post #8 of 12 Old 02-01-2010, 10:45 PM
Super Moderator
 
Join Date: Apr 2008
Location: USA
Posts: 21,169
• Horses: 7
I've learned from trainers, friends, trial and error... I've read in books but I prefer the advice of friends and trainers over books sometimes. I ask a lot of "dumb questions" here on the forum. I've even learned to *gulp* bend a little on my training beliefs...did I really admitt to that?

"Be a best friend, tell the truth, and overuse I love you
Go to work, do your best, don't outsmart your common sense
Never let your prayin knees get lazy
And love like crazy"
farmpony84 is offline  
post #9 of 12 Old 02-02-2010, 01:52 PM
Showing
 
Join Date: Jul 2008
Location: Higgins, TX. YeeHaw!!
Posts: 21,984
• Horses: 24
Haha, FP.

Books and internet research is a wonderful place to start but IMHO, there is no replacing the conversations and wisdom that you can get from hanging around knowledgeable horse people. Even if you may feel silly asking something that everyone else seems to know, that is the only way to learn. Most people will be willing to help a person who asks an honest question for the purpose of learning more.

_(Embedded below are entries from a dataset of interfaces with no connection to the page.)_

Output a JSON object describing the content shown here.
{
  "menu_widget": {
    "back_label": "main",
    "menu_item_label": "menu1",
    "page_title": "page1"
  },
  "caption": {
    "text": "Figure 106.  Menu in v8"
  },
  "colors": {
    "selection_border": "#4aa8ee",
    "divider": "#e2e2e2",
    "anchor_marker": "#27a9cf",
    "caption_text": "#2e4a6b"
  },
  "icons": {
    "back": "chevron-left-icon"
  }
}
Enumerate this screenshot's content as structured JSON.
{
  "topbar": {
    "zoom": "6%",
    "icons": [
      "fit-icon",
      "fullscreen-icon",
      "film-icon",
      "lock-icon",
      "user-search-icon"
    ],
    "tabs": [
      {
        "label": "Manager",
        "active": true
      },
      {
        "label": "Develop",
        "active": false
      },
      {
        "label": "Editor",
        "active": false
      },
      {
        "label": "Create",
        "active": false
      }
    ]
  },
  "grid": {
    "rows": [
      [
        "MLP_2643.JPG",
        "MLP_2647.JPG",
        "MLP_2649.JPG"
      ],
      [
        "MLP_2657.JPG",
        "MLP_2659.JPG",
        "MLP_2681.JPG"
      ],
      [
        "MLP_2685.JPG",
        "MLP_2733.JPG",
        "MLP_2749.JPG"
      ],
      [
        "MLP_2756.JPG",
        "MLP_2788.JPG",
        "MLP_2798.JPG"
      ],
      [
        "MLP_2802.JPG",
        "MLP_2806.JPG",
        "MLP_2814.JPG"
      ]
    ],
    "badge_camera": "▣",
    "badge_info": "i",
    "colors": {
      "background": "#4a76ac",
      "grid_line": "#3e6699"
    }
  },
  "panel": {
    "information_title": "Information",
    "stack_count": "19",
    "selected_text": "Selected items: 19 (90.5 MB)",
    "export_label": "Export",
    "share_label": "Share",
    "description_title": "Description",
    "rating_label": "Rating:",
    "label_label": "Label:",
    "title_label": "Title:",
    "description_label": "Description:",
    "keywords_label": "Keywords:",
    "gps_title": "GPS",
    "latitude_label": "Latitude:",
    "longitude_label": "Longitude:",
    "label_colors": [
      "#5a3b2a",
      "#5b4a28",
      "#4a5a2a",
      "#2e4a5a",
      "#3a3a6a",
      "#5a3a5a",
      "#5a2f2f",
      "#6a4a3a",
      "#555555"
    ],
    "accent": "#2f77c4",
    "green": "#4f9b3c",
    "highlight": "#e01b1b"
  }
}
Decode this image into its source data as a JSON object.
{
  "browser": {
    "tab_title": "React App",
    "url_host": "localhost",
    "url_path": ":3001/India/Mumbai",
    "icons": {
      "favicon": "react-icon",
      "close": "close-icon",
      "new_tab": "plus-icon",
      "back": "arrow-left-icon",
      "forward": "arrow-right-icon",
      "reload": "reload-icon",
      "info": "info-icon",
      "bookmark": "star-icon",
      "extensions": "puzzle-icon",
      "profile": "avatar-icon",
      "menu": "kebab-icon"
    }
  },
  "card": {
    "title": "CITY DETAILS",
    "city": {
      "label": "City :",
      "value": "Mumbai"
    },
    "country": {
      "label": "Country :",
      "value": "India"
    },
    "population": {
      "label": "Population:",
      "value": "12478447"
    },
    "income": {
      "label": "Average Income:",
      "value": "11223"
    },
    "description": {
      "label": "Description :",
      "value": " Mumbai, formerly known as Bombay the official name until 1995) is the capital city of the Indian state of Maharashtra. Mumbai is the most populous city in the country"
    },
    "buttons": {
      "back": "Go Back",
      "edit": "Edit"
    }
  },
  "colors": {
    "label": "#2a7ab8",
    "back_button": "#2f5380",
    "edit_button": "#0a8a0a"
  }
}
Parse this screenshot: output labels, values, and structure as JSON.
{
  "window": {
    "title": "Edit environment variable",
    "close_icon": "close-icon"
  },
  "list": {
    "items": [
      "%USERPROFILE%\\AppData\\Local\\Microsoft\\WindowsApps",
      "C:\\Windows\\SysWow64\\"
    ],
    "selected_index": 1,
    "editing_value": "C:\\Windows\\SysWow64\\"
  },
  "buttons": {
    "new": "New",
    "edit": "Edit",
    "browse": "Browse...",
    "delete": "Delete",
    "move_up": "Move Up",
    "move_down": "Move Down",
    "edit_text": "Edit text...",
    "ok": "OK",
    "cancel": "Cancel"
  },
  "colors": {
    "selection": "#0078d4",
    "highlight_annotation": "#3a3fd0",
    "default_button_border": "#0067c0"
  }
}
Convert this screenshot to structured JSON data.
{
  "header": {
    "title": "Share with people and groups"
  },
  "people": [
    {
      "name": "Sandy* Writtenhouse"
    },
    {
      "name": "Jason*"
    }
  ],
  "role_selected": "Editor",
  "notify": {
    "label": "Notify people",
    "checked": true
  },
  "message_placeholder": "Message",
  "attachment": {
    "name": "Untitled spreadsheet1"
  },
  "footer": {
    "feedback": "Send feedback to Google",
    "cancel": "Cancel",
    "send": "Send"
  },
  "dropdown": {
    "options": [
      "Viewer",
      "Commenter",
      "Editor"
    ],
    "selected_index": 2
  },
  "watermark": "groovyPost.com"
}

Always remember that feeling of looking at a big, open country over the ears of a good horse, seeing a new trail unwind ahead of you, and that ever-spectacular view from the top of the ridge!!! Follow my training blog: http://robertsontraining.blogspot.com/
smrobs is offline  
post #10 of 12 Old 02-03-2010, 01:18 PM
Trained
 
Join Date: Dec 2009
Location: Iowa
Posts: 6,040
• Horses: 0
Quote:
Originally Posted by ponyboy View Post
Unless the stable you pick offers theory classes, you won't learn much background information by taking riding lessons. I remember, when I was riding at the highest level my barn offered, the teacher decided to play a game with us. She would ask a question about horses and the person who answered got to do a jump or steal someone else's horse. The other riders' level of knowledge about horses was what mine was when I was, oh, ten... because I READ BOOKS. I tried not to answer all the questions but it was hard Some of them didn't even know what a martingale was called or what it was for, just how to put one on. They didn't know where the croup or the poll was. It was scary really.
Not sure how old you are but I grew up during The lone Ranger and Bonanza and I also learned a ton from books. Especailly some of the care involved.
churumbeque is offline  
Reply

Quick Reply
Message:
Options

Register Now



In order to be able to post messages on the The Horse Forum forums, you must first register.

Already have a Horse Forum account?
Members are allowed only one account per person at the Horse Forum, so if you've made an account here in the past you'll need to continue using that account. Please do not create a new account or you may lose access to the Horse Forum. If you need help recovering your existing account, please Contact Us. We'll be glad to help!

New to the Horse Forum?
Please choose a username you will be satisfied with using for the duration of your membership at the Horse Forum. We do not change members' usernames upon request because that would make it difficult for everyone to keep track of who is who on the forum. For that reason, please do not incorporate your horse's name into your username so that you are not stuck with a username related to a horse you may no longer have some day, or use any other username you may no longer identify with or care for in the future.



User Name:
Password
Please enter a password for your user account. Note that passwords are case-sensitive.

Password:


Confirm Password:
Email Address
Please enter a valid email address for yourself.

Email Address:
OR

Log-in









Human Verification

In order to verify that you are a human and not a spam bot, please enter the answer into the following box below based on the instructions contained in the graphic.



Thread Tools
Show Printable Version Show Printable Version
Email this Page Email this Page



Posting Rules  
You may post new threads
You may post replies
You may not post attachments
You may not edit your posts

BB code is On
Smilies are On
[IMG] code is On
HTML code is Off
Trackbacks are On
Pingbacks are On
Refbacks are On

 
For the best viewing experience please update your browser to Google Chrome